- _HOW TO COMPLETE THIS TASK_:
From the records below, please return each line that holds the word "yasaktır".

[Dataset rows for apps and sites]
_ _ _ _

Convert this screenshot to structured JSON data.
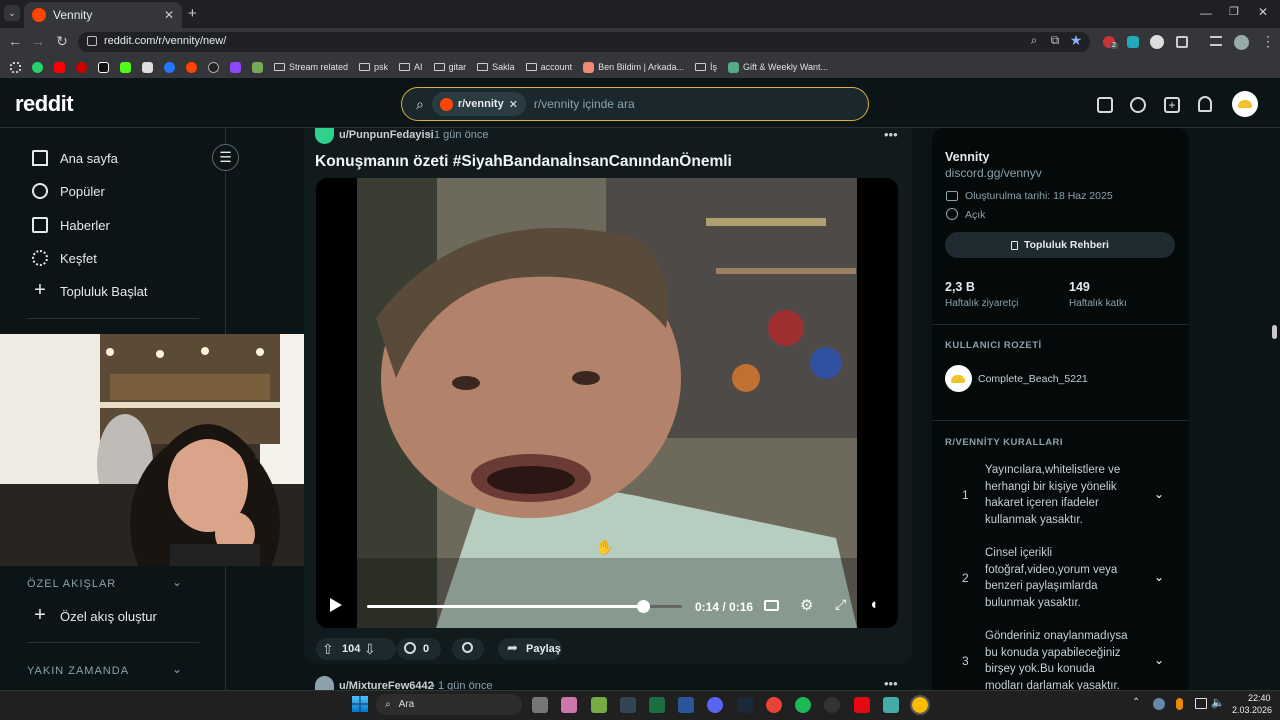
{
  "browser": {
    "tab_title": "Vennity",
    "url": "reddit.com/r/vennity/new/",
    "bookmarks": [
      "Stream related",
      "psk",
      "AI",
      "gitar",
      "Sakla",
      "account",
      "Ben Bildim | Arkada...",
      "İş",
      "Gift & Weekly Want..."
    ],
    "extension_badge": "2"
  },
  "reddit": {
    "logo": "reddit",
    "search": {
      "chip": "r/vennity",
      "placeholder": "r/vennity içinde ara"
    },
    "nav": [
      "Ana sayfa",
      "Popüler",
      "Haberler",
      "Keşfet",
      "Topluluk Başlat"
    ],
    "custom_feeds_header": "ÖZEL AKIŞLAR",
    "create_feed": "Özel akış oluştur",
    "recent_header": "YAKIN ZAMANDA"
  },
  "post": {
    "author": "u/PunpunFedayisi",
    "time": "1 gün önce",
    "title": "Konuşmanın özeti #SiyahBandanaİnsanCanındanÖnemli",
    "video": {
      "current": "0:14",
      "total": "0:16",
      "time_display": "0:14 / 0:16",
      "progress": 0.875
    },
    "upvotes": "104",
    "comments": "0",
    "share": "Paylaş"
  },
  "next_post": {
    "author": "u/MixtureFew6442",
    "time": "1 gün önce"
  },
  "sidebar": {
    "name": "Vennity",
    "link": "discord.gg/vennyv",
    "created": "Oluşturulma tarihi: 18 Haz 2025",
    "visibility": "Açık",
    "guide_button": "Topluluk Rehberi",
    "stats": [
      {
        "value": "2,3 B",
        "label": "Haftalık ziyaretçi"
      },
      {
        "value": "149",
        "label": "Haftalık katkı"
      }
    ],
    "badge_header": "KULLANICI ROZETİ",
    "badge_user": "Complete_Beach_5221",
    "rules_header": "R/VENNİTY KURALLARI",
    "rules": [
      {
        "num": "1",
        "text": "Yayıncılara,whitelistlere ve herhangi bir kişiye yönelik hakaret içeren ifadeler kullanmak yasaktır."
      },
      {
        "num": "2",
        "text": "Cinsel içerikli fotoğraf,video,yorum veya benzeri paylaşımlarda bulunmak yasaktır."
      },
      {
        "num": "3",
        "text": "Gönderiniz onaylanmadıysa bu konuda yapabileceğiniz birşey yok.Bu konuda modları darlamak yasaktır."
      }
    ]
  },
  "taskbar": {
    "search": "Ara",
    "time": "22:40",
    "date": "2.03.2026"
  },
  "colors": {
    "reddit_bg": "#0b1416",
    "search_border": "#d7b33c",
    "brand_orange": "#ff4500"
  }
}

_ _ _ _

- _OUTPUT OF THE TASK_:
        "text": "Yayıncılara,whitelistlere ve herhangi bir kişiye yönelik hakaret içeren ifadeler kullanmak yasaktır."
        "text": "Cinsel içerikli fotoğraf,video,yorum veya benzeri paylaşımlarda bulunmak yasaktır."
        "text": "Gönderiniz onaylanmadıysa bu konuda yapabileceğiniz birşey yok.Bu konuda modları darlamak yasaktır."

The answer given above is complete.